**WHAT THE TASK ASKS:**
The records follow. Give them all back exactly.

──────── AVAILABLE DATA

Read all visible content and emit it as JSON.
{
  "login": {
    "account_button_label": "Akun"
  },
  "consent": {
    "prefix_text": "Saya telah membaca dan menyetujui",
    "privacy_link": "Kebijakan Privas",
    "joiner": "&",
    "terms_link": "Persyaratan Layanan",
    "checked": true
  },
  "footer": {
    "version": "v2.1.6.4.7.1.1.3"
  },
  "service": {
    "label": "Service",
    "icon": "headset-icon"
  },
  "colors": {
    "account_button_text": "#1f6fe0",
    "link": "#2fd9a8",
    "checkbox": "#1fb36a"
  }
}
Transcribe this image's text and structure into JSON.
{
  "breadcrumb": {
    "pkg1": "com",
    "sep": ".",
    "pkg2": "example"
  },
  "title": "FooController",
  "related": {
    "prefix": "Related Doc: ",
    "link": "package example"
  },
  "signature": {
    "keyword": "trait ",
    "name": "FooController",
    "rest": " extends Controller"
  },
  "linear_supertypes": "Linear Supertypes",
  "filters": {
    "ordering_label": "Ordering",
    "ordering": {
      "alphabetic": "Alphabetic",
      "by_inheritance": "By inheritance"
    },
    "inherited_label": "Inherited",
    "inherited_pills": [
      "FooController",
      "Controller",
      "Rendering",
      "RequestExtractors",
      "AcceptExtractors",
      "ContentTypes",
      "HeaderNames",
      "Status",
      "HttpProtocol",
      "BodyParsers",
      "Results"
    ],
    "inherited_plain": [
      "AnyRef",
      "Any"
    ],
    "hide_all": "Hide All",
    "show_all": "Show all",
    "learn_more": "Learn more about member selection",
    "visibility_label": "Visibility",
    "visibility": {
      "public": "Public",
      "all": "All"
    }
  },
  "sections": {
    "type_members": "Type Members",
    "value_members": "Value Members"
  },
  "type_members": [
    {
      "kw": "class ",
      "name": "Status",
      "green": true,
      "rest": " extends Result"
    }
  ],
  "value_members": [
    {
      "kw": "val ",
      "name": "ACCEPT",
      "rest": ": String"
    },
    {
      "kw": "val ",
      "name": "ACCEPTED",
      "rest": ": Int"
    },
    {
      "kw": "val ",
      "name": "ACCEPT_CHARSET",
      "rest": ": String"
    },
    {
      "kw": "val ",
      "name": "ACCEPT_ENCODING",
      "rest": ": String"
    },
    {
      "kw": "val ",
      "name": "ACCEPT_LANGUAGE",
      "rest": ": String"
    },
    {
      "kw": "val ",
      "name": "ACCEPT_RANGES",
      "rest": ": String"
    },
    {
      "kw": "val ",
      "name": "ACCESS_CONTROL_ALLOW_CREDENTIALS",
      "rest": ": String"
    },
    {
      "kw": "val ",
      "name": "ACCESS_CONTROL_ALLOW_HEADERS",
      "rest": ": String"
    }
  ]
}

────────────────

**RESULT:**
Read all visible content and emit it as JSON.
{
  "login": {
    "account_button_label": "Akun"
  },
  "consent": {
    "prefix_text": "Saya telah membaca dan menyetujui",
    "privacy_link": "Kebijakan Privas",
    "joiner": "&",
    "terms_link": "Persyaratan Layanan",
    "checked": true
  },
  "footer": {
    "version": "v2.1.6.4.7.1.1.3"
  },
  "service": {
    "label": "Service",
    "icon": "headset-icon"
  },
  "colors": {
    "account_button_text": "#1f6fe0",
    "link": "#2fd9a8",
    "checkbox": "#1fb36a"
  }
}
Transcribe this image's text and structure into JSON.
{
  "breadcrumb": {
    "pkg1": "com",
    "sep": ".",
    "pkg2": "example"
  },
  "title": "FooController",
  "related": {
    "prefix": "Related Doc: ",
    "link": "package example"
  },
  "signature": {
    "keyword": "trait ",
    "name": "FooController",
    "rest": " extends Controller"
  },
  "linear_supertypes": "Linear Supertypes",
  "filters": {
    "ordering_label": "Ordering",
    "ordering": {
      "alphabetic": "Alphabetic",
      "by_inheritance": "By inheritance"
    },
    "inherited_label": "Inherited",
    "inherited_pills": [
      "FooController",
      "Controller",
      "Rendering",
      "RequestExtractors",
      "AcceptExtractors",
      "ContentTypes",
      "HeaderNames",
      "Status",
      "HttpProtocol",
      "BodyParsers",
      "Results"
    ],
    "inherited_plain": [
      "AnyRef",
      "Any"
    ],
    "hide_all": "Hide All",
    "show_all": "Show all",
    "learn_more": "Learn more about member selection",
    "visibility_label": "Visibility",
    "visibility": {
      "public": "Public",
      "all": "All"
    }
  },
  "sections": {
    "type_members": "Type Members",
    "value_members": "Value Members"
  },
  "type_members": [
    {
      "kw": "class ",
      "name": "Status",
      "green": true,
      "rest": " extends Result"
    }
  ],
  "value_members": [
    {
      "kw": "val ",
      "name": "ACCEPT",
      "rest": ": String"
    },
    {
      "kw": "val ",
      "name": "ACCEPTED",
      "rest": ": Int"
    },
    {
      "kw": "val ",
      "name": "ACCEPT_CHARSET",
      "rest": ": String"
    },
    {
      "kw": "val ",
      "name": "ACCEPT_ENCODING",
      "rest": ": String"
    },
    {
      "kw": "val ",
      "name": "ACCEPT_LANGUAGE",
      "rest": ": String"
    },
    {
      "kw": "val ",
      "name": "ACCEPT_RANGES",
      "rest": ": String"
    },
    {
      "kw": "val ",
      "name": "ACCESS_CONTROL_ALLOW_CREDENTIALS",
      "rest": ": String"
    },
    {
      "kw": "val ",
      "name": "ACCESS_CONTROL_ALLOW_HEADERS",
      "rest": ": String"
    }
  ]
}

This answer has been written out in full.